A few years after I went to Mexico, I moved to Northern California. I missed being around people of color. The only people of color were the Native American tribes, and they rarely left their reservations. I missed being around people of color. Then, I was invited to go to a Native American ceremony. The first time I went, I was stunned. All the old people looked like my tías and tíos, aunts and uncles. There was tía Neni, tía Licha, and tío Loli. They all were brown skinned and brown eyed, and the women were bossing everybody around and acting as if they weren’t. It made me feel so at home. I went as often as possible to the ceremonies. I loved the dancing, the chanting, the music. I loved the rhythms. But they weren’t my rhythms. I began my return to my heritage with my trip to Mexico and I continued my search for my own rhythms by going back to East Los Angeles and really looking and listening.

As I walked the streets of East L.A. as an adult, I heard the rhythms of the Spanish language, of the cumbia, ranchero, and salsa music coming out of houses and cars as I walked around. I saw brown people who looked like they had just come from Mexico walking along the streets with Mexican Americans whose families had been here for generations. I saw a proud people doing the best that they could. At family gatherings I saw love and the vitality.

I looked at East Los Angeles and I saw the beauty!

Then I discovered the Chicano world. I was glad we CHICANOS were exploring our indigenous past and feeling pride for our people and our land. I felt pride in having Indian blood. After all, I had gone to Mexico and seen the grandeur of my ancestors. However, my family didn’t like it. They said, “y qué es eso? Eres mejicana. Eres Americana. Pero no eres Chicana. And what’s this? You are Mexican. You are American. But you are not Chicana.”

I said to them, “But Mom, Dad, I want to feel pride for my ancestry. I mean, we’ve got some great ancestors—the Aztecs, the Toltecs, the Mayans, the Veces, the Tarahumaras.”They said, “No, you are not calling yourself a Chicanain our house. You are American. You are Mexican. You are not an Indian.” But I argued: “But don’t you get it? A Mexican is a mezcla, a mix of Indian and Spanish.

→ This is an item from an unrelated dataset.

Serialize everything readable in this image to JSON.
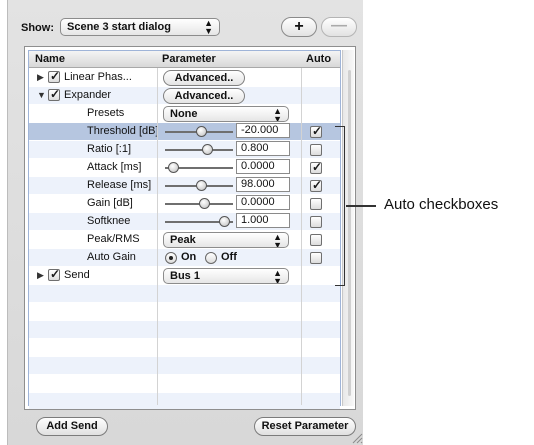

The best of both are in the Mexican.”

“We don’t care. You will not call yourself a Chicana in this house. Just think what your grandparents would say!” SO I was a Mexican American, Mexican AMERICAN, MEXICAN American, CHICANA. Then, came the word Hispanic. His panic. Her panic. Whose panic? I know I am not Hispanic. When I first heard that word, I felt as though the government was trying to box me in with another label. I didn’t need any more labels.

Then people started using the term “Latino” more and more. I thought, “Oh no, here we go again!” One day I asked my daughter, “Maya, what does “Latino” mean to you?”She looked at me and said, “Can I get back to you?”

A few days later she came over and said, “I think being a Latina means anyone who uses a language with Latin as its root.” She thought for a while longer, “But if I say I am a Latina, you know I speak from a Latin-based language but you don’t know where I come from.”

“Hmm,” I thought, “this just gets more and more interesting.”

All my life I have been in a state of Nepantla. Between worlds. Mexican American. Mexican AMERICAN. MEXICAN American. Chicana. Latina. Now I am orgullosa de mi cultura, proud of my culture, orgullosa de mi idioma, proud of my language, orgullosa de mi misma, proud of myself. I walk the world between worlds and I am comfortable wherever I am.